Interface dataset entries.
⁂

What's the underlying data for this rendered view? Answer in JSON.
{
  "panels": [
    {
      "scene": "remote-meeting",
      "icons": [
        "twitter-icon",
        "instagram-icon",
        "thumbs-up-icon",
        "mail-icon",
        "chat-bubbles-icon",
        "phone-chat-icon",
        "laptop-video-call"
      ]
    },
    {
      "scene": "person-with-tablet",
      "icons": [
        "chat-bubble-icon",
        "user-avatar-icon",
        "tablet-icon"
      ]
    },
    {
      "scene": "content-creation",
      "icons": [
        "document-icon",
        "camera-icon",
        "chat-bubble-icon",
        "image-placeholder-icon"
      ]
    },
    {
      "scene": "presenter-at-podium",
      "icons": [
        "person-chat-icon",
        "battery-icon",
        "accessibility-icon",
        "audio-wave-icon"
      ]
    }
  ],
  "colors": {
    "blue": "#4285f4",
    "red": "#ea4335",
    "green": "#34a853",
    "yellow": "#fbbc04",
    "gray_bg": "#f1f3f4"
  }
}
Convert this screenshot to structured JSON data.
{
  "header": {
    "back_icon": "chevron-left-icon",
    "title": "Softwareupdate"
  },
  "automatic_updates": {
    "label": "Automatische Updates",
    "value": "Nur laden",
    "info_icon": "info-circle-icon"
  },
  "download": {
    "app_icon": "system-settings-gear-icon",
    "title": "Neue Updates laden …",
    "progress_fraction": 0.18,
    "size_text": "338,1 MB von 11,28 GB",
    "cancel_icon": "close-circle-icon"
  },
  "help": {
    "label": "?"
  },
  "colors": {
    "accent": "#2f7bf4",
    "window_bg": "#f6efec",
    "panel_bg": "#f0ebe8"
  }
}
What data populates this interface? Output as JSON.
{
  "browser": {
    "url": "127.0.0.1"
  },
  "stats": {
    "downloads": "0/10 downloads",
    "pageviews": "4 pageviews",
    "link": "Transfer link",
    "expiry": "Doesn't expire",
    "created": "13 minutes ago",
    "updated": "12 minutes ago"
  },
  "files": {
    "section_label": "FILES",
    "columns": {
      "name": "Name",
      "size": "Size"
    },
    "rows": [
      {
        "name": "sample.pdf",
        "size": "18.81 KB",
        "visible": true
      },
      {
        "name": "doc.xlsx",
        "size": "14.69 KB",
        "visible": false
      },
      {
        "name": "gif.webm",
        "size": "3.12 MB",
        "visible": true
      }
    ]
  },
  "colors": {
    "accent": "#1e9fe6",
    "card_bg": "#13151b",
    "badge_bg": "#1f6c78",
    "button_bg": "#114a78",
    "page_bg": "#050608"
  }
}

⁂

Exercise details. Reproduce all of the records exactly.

Response below.
What's the underlying data for this rendered view? Answer in JSON.
{
  "panels": [
    {
      "scene": "remote-meeting",
      "icons": [
        "twitter-icon",
        "instagram-icon",
        "thumbs-up-icon",
        "mail-icon",
        "chat-bubbles-icon",
        "phone-chat-icon",
        "laptop-video-call"
      ]
    },
    {
      "scene": "person-with-tablet",
      "icons": [
        "chat-bubble-icon",
        "user-avatar-icon",
        "tablet-icon"
      ]
    },
    {
      "scene": "content-creation",
      "icons": [
        "document-icon",
        "camera-icon",
        "chat-bubble-icon",
        "image-placeholder-icon"
      ]
    },
    {
      "scene": "presenter-at-podium",
      "icons": [
        "person-chat-icon",
        "battery-icon",
        "accessibility-icon",
        "audio-wave-icon"
      ]
    }
  ],
  "colors": {
    "blue": "#4285f4",
    "red": "#ea4335",
    "green": "#34a853",
    "yellow": "#fbbc04",
    "gray_bg": "#f1f3f4"
  }
}
Convert this screenshot to structured JSON data.
{
  "header": {
    "back_icon": "chevron-left-icon",
    "title": "Softwareupdate"
  },
  "automatic_updates": {
    "label": "Automatische Updates",
    "value": "Nur laden",
    "info_icon": "info-circle-icon"
  },
  "download": {
    "app_icon": "system-settings-gear-icon",
    "title": "Neue Updates laden …",
    "progress_fraction": 0.18,
    "size_text": "338,1 MB von 11,28 GB",
    "cancel_icon": "close-circle-icon"
  },
  "help": {
    "label": "?"
  },
  "colors": {
    "accent": "#2f7bf4",
    "window_bg": "#f6efec",
    "panel_bg": "#f0ebe8"
  }
}
What data populates this interface? Output as JSON.
{
  "browser": {
    "url": "127.0.0.1"
  },
  "stats": {
    "downloads": "0/10 downloads",
    "pageviews": "4 pageviews",
    "link": "Transfer link",
    "expiry": "Doesn't expire",
    "created": "13 minutes ago",
    "updated": "12 minutes ago"
  },
  "files": {
    "section_label": "FILES",
    "columns": {
      "name": "Name",
      "size": "Size"
    },
    "rows": [
      {
        "name": "sample.pdf",
        "size": "18.81 KB",
        "visible": true
      },
      {
        "name": "doc.xlsx",
        "size": "14.69 KB",
        "visible": false
      },
      {
        "name": "gif.webm",
        "size": "3.12 MB",
        "visible": true
      }
    ]
  },
  "colors": {
    "accent": "#1e9fe6",
    "card_bg": "#13151b",
    "badge_bg": "#1f6c78",
    "button_bg": "#114a78",
    "page_bg": "#050608"
  }
}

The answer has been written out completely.